Sugar Swaps: 4 Reasons to Slash Sugar
By Heather Fuselier, Certified Wellness Coach
Its in what we drink, its in much of what we eat, and it’s hiding in many foods that we would never suspect. Its in pickle relish, ketchup, bread, crackers, and nuts. Its in our peanut butter, coffee creamer, and yogurt. Its even in lunchmeat! What is it? Sugar. And, as sugar has been added to many of the foods we buy and eat, our nation has become fatter and unhealthier.
Doctors, health experts, and 95210: The Whole Picture of Health all advise us to eliminate added sugar from our diets. The 95210 tenant for sugar recommends zero exposure to sugar for children. But why is this so important? Here are four reasons to slash sugar.
1. Sugar adds empty calories to food. One teaspoon of sugar is equal to about 16 calories, and these calories add up quickly. One soda has about 40 grams, or 10 teaspoons and 160 calories, of sugar. But, your body does not get any nutritional benefit from those calories. Replace that soda with the sweetness of a Florida orange satisfies your sugar craving at less than 100 calories, with an extra punch of fiber as well!
2. Added sugar increases cholesterol. Higher intakes of added sugar have been linked to increased triglyceride (a type of fat) levels and lower HDL cholesterol (“good” cholesterol) levels, both of which increase the risk for heart disease.
3. Reducing sugar can lower blood pressure. Some new research suggests that lowering sugar intake may help lower blood pressure, further reducing your risk of heart disease and your dependence on medications to manage your health.

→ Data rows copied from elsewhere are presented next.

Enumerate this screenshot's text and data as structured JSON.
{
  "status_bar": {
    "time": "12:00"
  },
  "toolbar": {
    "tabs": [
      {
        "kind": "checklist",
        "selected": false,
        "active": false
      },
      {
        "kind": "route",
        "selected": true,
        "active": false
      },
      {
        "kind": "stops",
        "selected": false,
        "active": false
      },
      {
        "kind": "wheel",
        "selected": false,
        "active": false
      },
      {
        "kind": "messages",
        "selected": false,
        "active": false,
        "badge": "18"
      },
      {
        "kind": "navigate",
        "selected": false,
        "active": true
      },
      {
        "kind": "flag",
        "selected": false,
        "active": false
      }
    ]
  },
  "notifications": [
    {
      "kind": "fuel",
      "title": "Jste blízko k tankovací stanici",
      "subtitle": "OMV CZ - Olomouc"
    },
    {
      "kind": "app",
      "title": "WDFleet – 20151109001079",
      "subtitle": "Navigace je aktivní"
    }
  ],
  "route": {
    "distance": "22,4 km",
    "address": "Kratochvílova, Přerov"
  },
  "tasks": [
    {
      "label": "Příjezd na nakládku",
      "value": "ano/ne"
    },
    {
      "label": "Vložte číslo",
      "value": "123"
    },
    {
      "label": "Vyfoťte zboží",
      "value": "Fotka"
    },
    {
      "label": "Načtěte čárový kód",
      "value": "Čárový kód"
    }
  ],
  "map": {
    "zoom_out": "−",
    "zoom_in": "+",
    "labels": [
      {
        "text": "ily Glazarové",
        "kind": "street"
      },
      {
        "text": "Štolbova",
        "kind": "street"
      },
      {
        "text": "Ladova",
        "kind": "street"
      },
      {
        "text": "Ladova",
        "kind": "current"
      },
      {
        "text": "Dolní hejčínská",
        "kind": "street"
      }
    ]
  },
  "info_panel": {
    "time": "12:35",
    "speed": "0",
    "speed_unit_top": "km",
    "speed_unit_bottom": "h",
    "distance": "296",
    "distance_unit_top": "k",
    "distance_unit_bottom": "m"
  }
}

4. Sugar increases fat storage. Simple sugar causes a spike in blood sugar levels, which can be helpful when we are active and need a quick burst of energy. But in a sedentary lifestyle, our bodies release insulin to process the sugar. If your muscles do not need the sugar for exercise, the next best place to put it is into fat cells for later use. When this happens too often, however, those cells become resistant to the insulin, which causes your body to release even more of it, which turns into a vicious cycle that can result in diabetes.
So, how do you know how much sugar is in the food you eat? Check out the ingredient list – not the Nutrition Facts label – on the package. Some names for sugar are easy to spot: sugar, honey, and molasses are some examples. Other names for sugar either end in –ose or have the word “syrup” in their name. To determine how many calories in a food come from sugar, look at the grams of sugar on the Nutrition Facts label. There are roughly 4 grams in a teaspoon, and 16 calories in each teaspoon of sugar. So, a food containing 40 grams of sugar is 10 teaspoons and 160 calories!
A goal to reduce your intake of added sugars today is a step toward improving your health tomorrow!